What to do with all that money sitting around
Minnesota’s economy is still shaky – just like every other state in the U.S. – because of uncertainty in Washington. Despite the fact that negotiators were able to unite on a budget agreement Tuesday, it’s still hard to rely on any kind of consistency out of D.C.
What is certain is that Minnesota will have a major budget surplus for the 2014-15 budget cycle (its second consecutive surplus). And while we won’t know the exact amount for a couple of months, we do know the state will use a portion of the projected $1.086 billion surplus to pay back the rest of Minnesota’s school budget shift. Another chunk – reportedly $15 million – would be transferred to the state’s airport fund, another area from where the Legislature had borrowed money (2008).
That leaves about $825 million, give or take.
So, what to do with all that money.
Some say give it back to the taxpayers (remember Jesse checks). Sorry, not going to happen.
We say use some of it to put into programs like the 5% Campaign, a grassroots effort to get pay raises for the dependable people who work so closely and personally with the elderly and disabled. If anyone deserves a pay hike, it’s them.
Having a surplus this large also means the governor and Legislature should strongly consider repealing the warehousing tax, and the business and farm equipment repair taxes. It’s easy to say, but will it happen during the 2014 session? Republicans and Democrats are sure to bump heads about that next year. That’s OK, as long as the end result is tax reform. Don’t be surprised if Gov. Mark Dayton and the Democrats pull some taxes off the table in 2014; it is, after all, an election year.

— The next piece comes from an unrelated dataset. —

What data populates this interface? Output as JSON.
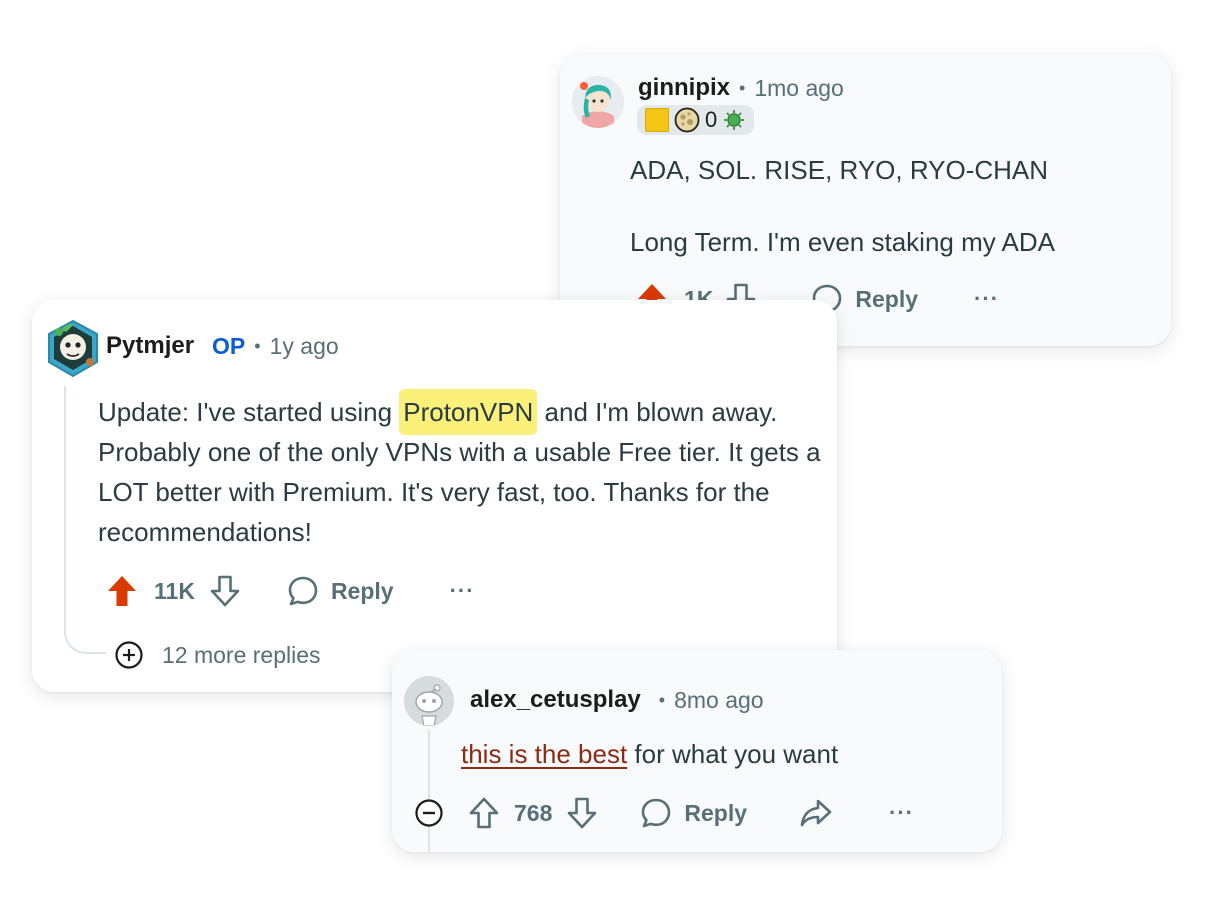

Things are looking better on the job front as well, as Minnesota has added more than 13,000 jobs since August and more than 122,000 since 2011. It’s not a given that eliminating some taxes on businesses would add to those numbers, but it sure would be a step in the right direction to keeping the businesses we do have here, where they belong.
Higher costs on businesses could potentially result in a drag on economic growth and development, and we don’t want to take a step back in that area.
The Minnesota Chamber of Commerce is calling for Dayton and the Legislature to commit now to repealing new taxes early in the 2014 session, and we agree. Repealing taxes would tie in nicely with Dayton’s “Un-session” agenda for 2014.
Legislators have a problem, but it’s a good one to have. If they can come together they are in a position to really allow the state to turn the fiscal corner in 2014 while spreading some money to underfunded areas.
It can do both. It’s their job.